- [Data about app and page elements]
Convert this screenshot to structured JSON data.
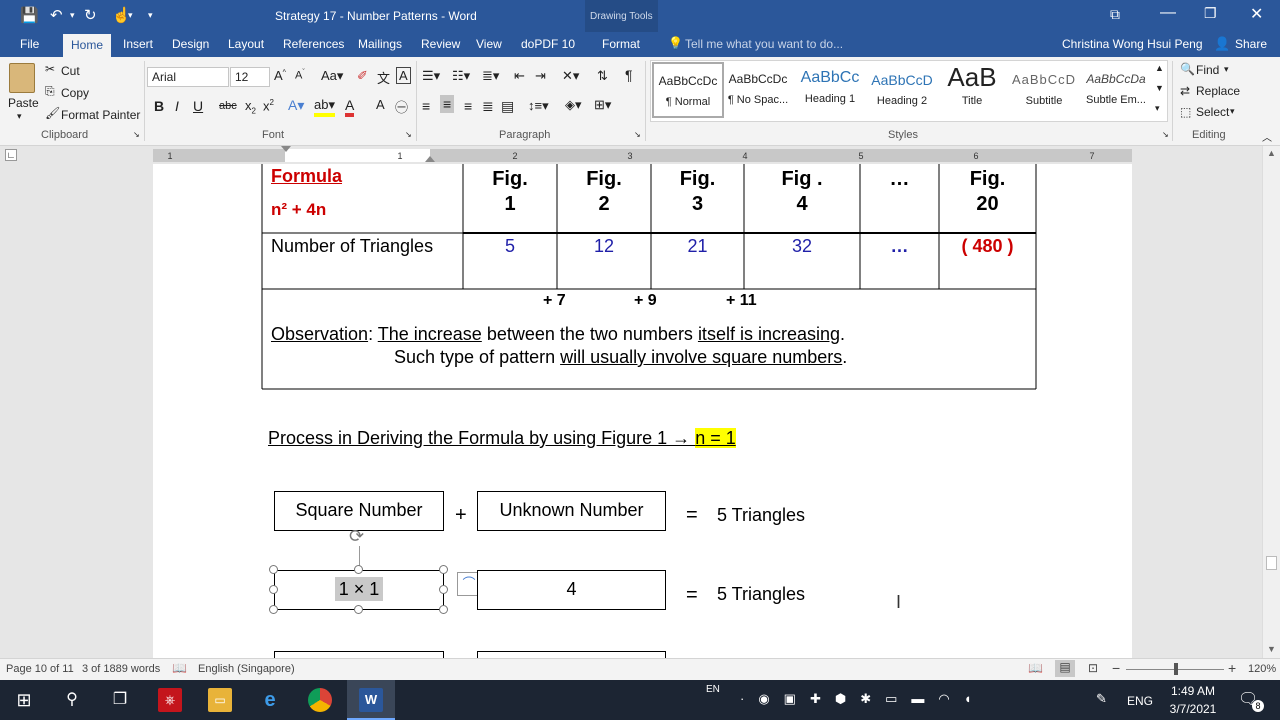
{
  "window": {
    "title": "Strategy 17 - Number Patterns - Word",
    "contextual_group": "Drawing Tools",
    "user": "Christina Wong Hsui Peng",
    "share": "Share"
  },
  "tabs": [
    "File",
    "Home",
    "Insert",
    "Design",
    "Layout",
    "References",
    "Mailings",
    "Review",
    "View",
    "doPDF 10",
    "Format"
  ],
  "tell_me": "Tell me what you want to do...",
  "ribbon": {
    "clipboard": {
      "paste": "Paste",
      "cut": "Cut",
      "copy": "Copy",
      "format_painter": "Format Painter",
      "label": "Clipboard"
    },
    "font": {
      "name": "Arial",
      "size": "12",
      "label": "Font"
    },
    "paragraph": {
      "label": "Paragraph"
    },
    "styles": {
      "label": "Styles",
      "items": [
        {
          "preview": "AaBbCcDc",
          "name": "¶ Normal"
        },
        {
          "preview": "AaBbCcDc",
          "name": "¶ No Spac..."
        },
        {
          "preview": "AaBbCc",
          "name": "Heading 1"
        },
        {
          "preview": "AaBbCcD",
          "name": "Heading 2"
        },
        {
          "preview": "AaB",
          "name": "Title"
        },
        {
          "preview": "AaBbCcD",
          "name": "Subtitle"
        },
        {
          "preview": "AaBbCcDa",
          "name": "Subtle Em..."
        }
      ]
    },
    "editing": {
      "find": "Find",
      "replace": "Replace",
      "select": "Select",
      "label": "Editing"
    }
  },
  "document": {
    "formula_label": "Formula",
    "formula": "n² + 4n",
    "figures": [
      {
        "l1": "Fig.",
        "l2": "1"
      },
      {
        "l1": "Fig.",
        "l2": "2"
      },
      {
        "l1": "Fig.",
        "l2": "3"
      },
      {
        "l1": "Fig .",
        "l2": "4"
      },
      {
        "l1": "…",
        "l2": ""
      },
      {
        "l1": "Fig.",
        "l2": "20"
      }
    ],
    "row_label": "Number of Triangles",
    "values": [
      "5",
      "12",
      "21",
      "32",
      "…",
      "( 480 )"
    ],
    "differences": [
      "+ 7",
      "+ 9",
      "+ 11"
    ],
    "observation_label": "Observation",
    "obs_line1_a": "The increase",
    "obs_line1_b": " between the two numbers ",
    "obs_line1_c": "itself is increasing",
    "obs_line1_d": ".",
    "obs_line2_a": "Such type of pattern ",
    "obs_line2_b": "will usually involve square numbers",
    "obs_line2_c": ".",
    "process_heading": "Process in Deriving the Formula by using Figure 1 → ",
    "process_highlight": "n = 1",
    "box_square": "Square Number",
    "plus": "+",
    "box_unknown": "Unknown Number",
    "equals": "=",
    "result1": "5 Triangles",
    "box_square_val": "1 × 1",
    "box_unknown_val": "4",
    "result2": "5 Triangles"
  },
  "status": {
    "page": "Page 10 of 11",
    "words": "3 of 1889 words",
    "language": "English (Singapore)",
    "zoom": "120%"
  },
  "taskbar": {
    "lang_indicator": "EN",
    "keyboard": "ENG",
    "time": "1:49 AM",
    "date": "3/7/2021",
    "notifications": "8"
  },
  "colors": {
    "word_blue": "#2b579a",
    "formula_red": "#cc0000",
    "value_blue": "#1f1fa8",
    "highlight": "#ffff00"
  }
}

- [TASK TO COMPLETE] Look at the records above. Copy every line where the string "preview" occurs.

- [ANSWER SPACE]
          "preview": "AaBbCcDc",
          "preview": "AaBbCcDc",
          "preview": "AaBbCc",
          "preview": "AaBbCcD",
          "preview": "AaB",
          "preview": "AaBbCcD",
          "preview": "AaBbCcDa",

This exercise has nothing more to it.